Percentage of Sales: Using historical data, a company examines the relationship between sales and uncollectible accounts receivable. If there is a fairly stable relationship between the two, a company will use the historical Uncollectible Accounts / Credit Sales ratio to estimate the bad debts expense in the current period.
For example, a company might find a historical trend indicating 2% of credit sales are never collected from customers. If that company had $100,000 of credit sales in the current period, it would also record the following journal entry:
|3/31/20XX||Bad Debts Expense||$2,000|
|Allowance for Doubtful Accounts||$2,000|
This method is sometimes referred to as the income statement approach.
Percentage of Accounts Receivable: Using historical data, a company examines the relationship between accounts receivable and uncollectible accounts. Companies will oftentimes increase the accuracy of these estimates by looking at their aging schedule for patterns, rather than using a composite (or total) of their receivables.
For example, a company might find a historical trend indicating 50% of credit sales over 150 days due are never collected, while 0.5% of credit sales over 30 days are never collected. This approach is illustrated below:
|Aging Schedule||Bad Debts Estimate||A/R Balance||Allowance for Bad Debts|
|Over 30 days||0.5%||$300,000||$1,500|
|31 to 60 days||1.0%||$100,000||$ 1,000|
|61 to 90 days||2.0%||$50,000||$1,000|
|91 to 120 days||5.0%||$7,000||$350|
|120 to 150 days||15.0%||$5,000||$750|
|Over 150 days||50%||$3,000||$1,500|
This method is sometimes referred to as the balance sheet approach.
Allowance for bad debt, also known as the allowance for doubtful accounts, is a contra asset account and is used as an offset to accounts receivable. This allows the account to be stated in what is known as net realizable value, where:

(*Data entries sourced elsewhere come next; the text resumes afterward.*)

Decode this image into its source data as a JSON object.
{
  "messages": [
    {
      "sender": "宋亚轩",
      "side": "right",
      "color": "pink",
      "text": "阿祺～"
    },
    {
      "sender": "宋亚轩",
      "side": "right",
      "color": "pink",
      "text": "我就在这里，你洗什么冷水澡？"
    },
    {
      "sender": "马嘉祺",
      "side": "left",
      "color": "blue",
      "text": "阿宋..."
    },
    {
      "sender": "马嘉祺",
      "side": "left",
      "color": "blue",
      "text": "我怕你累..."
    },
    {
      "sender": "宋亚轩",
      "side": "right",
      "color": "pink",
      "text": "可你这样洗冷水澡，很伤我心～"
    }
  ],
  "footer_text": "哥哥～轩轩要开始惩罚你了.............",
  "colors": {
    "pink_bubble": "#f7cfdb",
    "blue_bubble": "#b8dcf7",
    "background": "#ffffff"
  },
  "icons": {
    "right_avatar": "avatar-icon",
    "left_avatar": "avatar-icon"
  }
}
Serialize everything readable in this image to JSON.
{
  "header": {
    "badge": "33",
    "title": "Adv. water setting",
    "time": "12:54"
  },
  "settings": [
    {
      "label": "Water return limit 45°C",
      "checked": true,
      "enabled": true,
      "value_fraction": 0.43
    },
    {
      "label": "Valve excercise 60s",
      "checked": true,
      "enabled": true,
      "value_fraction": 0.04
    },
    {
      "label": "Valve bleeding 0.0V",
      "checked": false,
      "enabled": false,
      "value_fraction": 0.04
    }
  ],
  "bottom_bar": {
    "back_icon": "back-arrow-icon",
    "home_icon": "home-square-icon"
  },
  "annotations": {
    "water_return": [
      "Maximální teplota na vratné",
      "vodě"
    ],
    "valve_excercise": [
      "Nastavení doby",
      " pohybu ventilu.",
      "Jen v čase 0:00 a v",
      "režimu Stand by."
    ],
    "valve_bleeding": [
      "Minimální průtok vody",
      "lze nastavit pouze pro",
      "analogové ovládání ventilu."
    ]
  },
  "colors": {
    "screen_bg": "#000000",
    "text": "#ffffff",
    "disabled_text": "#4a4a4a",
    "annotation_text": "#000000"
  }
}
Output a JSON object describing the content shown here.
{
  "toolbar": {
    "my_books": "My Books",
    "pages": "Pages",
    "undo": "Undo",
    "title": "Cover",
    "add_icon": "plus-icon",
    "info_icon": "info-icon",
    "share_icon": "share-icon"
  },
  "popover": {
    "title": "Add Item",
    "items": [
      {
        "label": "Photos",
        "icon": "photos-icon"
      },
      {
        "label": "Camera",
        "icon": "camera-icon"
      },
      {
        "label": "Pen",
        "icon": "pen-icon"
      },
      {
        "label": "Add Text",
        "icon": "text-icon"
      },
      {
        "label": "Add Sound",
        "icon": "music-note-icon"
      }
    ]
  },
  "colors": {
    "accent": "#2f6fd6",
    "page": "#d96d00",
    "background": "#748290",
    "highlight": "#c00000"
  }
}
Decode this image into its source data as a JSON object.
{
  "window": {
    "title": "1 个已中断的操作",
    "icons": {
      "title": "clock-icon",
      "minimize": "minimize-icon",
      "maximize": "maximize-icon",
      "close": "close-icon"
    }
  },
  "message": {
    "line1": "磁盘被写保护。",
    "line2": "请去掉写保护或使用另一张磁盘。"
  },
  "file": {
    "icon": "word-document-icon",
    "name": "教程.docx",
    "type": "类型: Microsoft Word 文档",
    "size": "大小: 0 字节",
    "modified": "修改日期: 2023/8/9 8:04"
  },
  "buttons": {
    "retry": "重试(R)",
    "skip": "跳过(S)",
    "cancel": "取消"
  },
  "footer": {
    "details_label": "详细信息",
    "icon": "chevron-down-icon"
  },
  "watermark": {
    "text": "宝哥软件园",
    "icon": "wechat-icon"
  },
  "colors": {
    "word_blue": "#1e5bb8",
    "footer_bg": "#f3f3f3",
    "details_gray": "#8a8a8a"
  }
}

Net Realizable Value = Accounts Receivable – Allowance for Doubtful Accounts